sawdust spawn consist of mycelium grown into hardwood sawdust. You will need a drill bit size 7/16" with 7/16" stop collar, or if you have a 12 mm bit with stop that will work.
Note: sawdust spawn is prone to drying out pretty fast, after packing the spawn into your holes you want to seal the holes with wax as soon as possible, you can use cheese wax, beeswax, or paraffin wax to seal the holes, you want to drill your holes1 inch deep. This is where the stop collar comes in handy, See our direction manual for detailed inoculation instructions.
Shiitake a symbol of longevity in Asia because of their health-promoting properties, shiitake mushrooms have been used medicinally by the Chinese for more than 6,000 years. More recently, their rich, smoky flavor has drawn them to American taste buds and now you can grow these exotic hearty mushrooms on logs with your shiitake mushroom sawdust Spawn.
Like other mushrooms, these specialty mushrooms are as mysteriously unique as they are delicious. While often thought of as a vegetable and prepared like one, mushrooms are actually a fungus, a special type of living organism that has no roots, leaves, or seeds.
Shiitake mushrooms have brown, slightly convex caps that range in diameter from about two to eight inches in diameter. The scientific name for shiitake mushroom is Lentinus edodes.
Other mushrooms with Asia roots that are also becoming more popular are the Reishi (Ganoderma lucidum) and Maitake (Grofola frondosa). Reishi mushrooms usually have an antler or rounded, fan shape; the most popular type of reishi is red in color, although that is just one of the six colors in which they grow. Maitake mushrooms grow in a formation of clustered brownish fronds of fan-shaped petals and are commonly known as “Hen of the Woods.” These types of mushrooms can also be grow with our other sawdust spawn we offer on ebay.
Shiitake ( as well as reishi and maitake) mushrooms have grown wild since prehistoric times. Their therapeutic value has been prized in Asian countries, where they originated, for thousands of years. They play a critical role in Asian medicinal traditions and were noted in some of the first books on herbal medicine written thousands of years ago. In the past few decades, these mushrooms have become more popular in the United States as a result of an expanding body of scientific research supporting their numerous health benefits.
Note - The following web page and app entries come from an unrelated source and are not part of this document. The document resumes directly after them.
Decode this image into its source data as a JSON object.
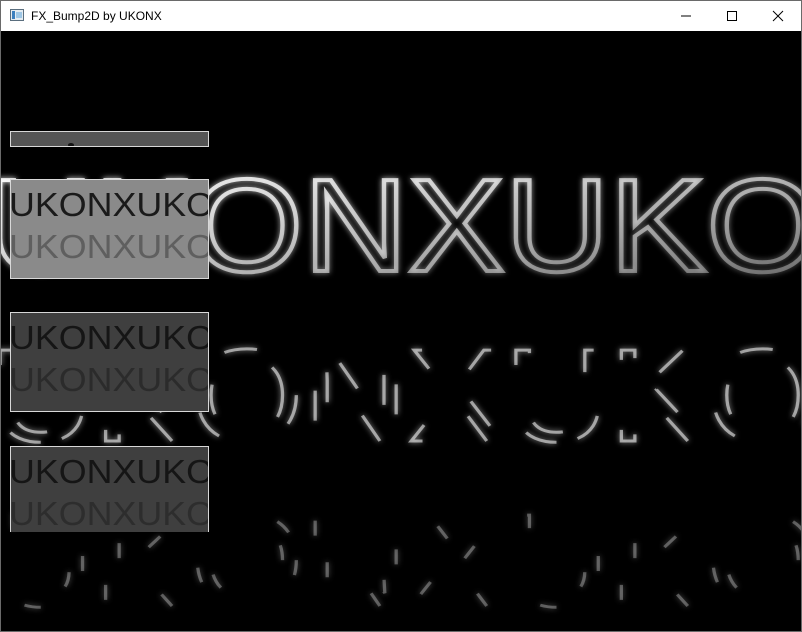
{
  "window": {
    "title": "FX_Bump2D by UKONX"
  },
  "scene": {
    "text_rows": [
      "UKONXUKO",
      "UKONXUKO",
      "UKONXUKO"
    ],
    "background": "#000000",
    "glow_color": "#ffffff"
  },
  "panels": {
    "items": [
      {
        "name": "panel-strip",
        "color": "#555555"
      },
      {
        "name": "height-map",
        "color": "#8a8a8a"
      },
      {
        "name": "normal-x",
        "color": "#3f3f3f"
      },
      {
        "name": "normal-y",
        "color": "#3f3f3f"
      }
    ]
  },
  "icons": {
    "app": "app-window-icon",
    "minimize": "minimize-icon",
    "maximize": "maximize-icon",
    "close": "close-icon"
  }
}
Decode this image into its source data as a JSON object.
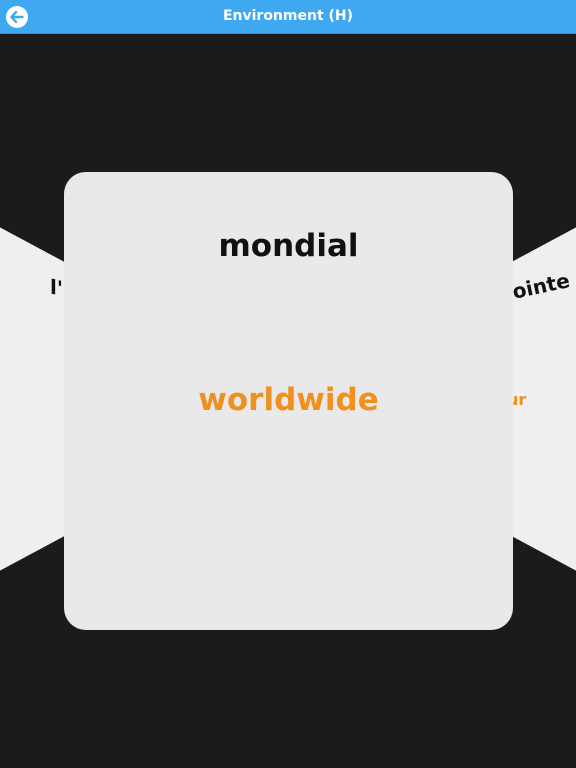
{
  "header": {
    "title": "Environment (H)",
    "back_icon": "back-arrow-icon",
    "color": "#3ea8f0"
  },
  "cards": {
    "current": {
      "term": "mondial",
      "translation": "worldwide"
    },
    "previous": {
      "term_partial": "l'i"
    },
    "next": {
      "term_partial": "ointe",
      "translation_partial": "ur"
    }
  },
  "colors": {
    "translation": "#f0901f",
    "background": "#1c1b1c",
    "card": "#e9e9e9"
  }
}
In addition to China, Japan, Korea and Taiwan, these mushrooms are currently cultivated in a host of other countries including the United States.